== WHAT YOU WILL DO ==
Provide only the number of lines in the records where "image" appears.

Dataset entries:
:::::

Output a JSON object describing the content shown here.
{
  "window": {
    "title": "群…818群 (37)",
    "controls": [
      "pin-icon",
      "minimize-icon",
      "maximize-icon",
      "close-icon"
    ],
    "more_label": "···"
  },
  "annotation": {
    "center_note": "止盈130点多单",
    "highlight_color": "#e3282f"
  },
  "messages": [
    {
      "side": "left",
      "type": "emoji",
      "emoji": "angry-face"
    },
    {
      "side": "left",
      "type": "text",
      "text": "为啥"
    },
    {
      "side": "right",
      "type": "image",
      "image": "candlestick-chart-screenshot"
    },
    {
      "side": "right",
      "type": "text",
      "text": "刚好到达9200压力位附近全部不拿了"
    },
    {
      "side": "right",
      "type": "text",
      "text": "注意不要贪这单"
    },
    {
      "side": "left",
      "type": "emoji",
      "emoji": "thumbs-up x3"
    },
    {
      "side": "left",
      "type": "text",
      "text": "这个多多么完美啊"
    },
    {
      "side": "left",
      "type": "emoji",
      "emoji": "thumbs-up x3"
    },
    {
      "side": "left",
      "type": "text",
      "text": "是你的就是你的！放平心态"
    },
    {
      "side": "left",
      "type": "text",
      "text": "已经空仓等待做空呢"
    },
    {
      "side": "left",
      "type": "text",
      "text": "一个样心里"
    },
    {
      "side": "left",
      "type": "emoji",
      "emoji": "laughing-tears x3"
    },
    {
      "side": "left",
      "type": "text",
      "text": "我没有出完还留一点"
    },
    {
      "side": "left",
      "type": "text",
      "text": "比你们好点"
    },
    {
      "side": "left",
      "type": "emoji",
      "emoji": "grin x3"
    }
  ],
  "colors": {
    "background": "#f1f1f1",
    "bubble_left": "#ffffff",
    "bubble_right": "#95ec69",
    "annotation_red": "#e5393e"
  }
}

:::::

== ANSWER SPACE ==
2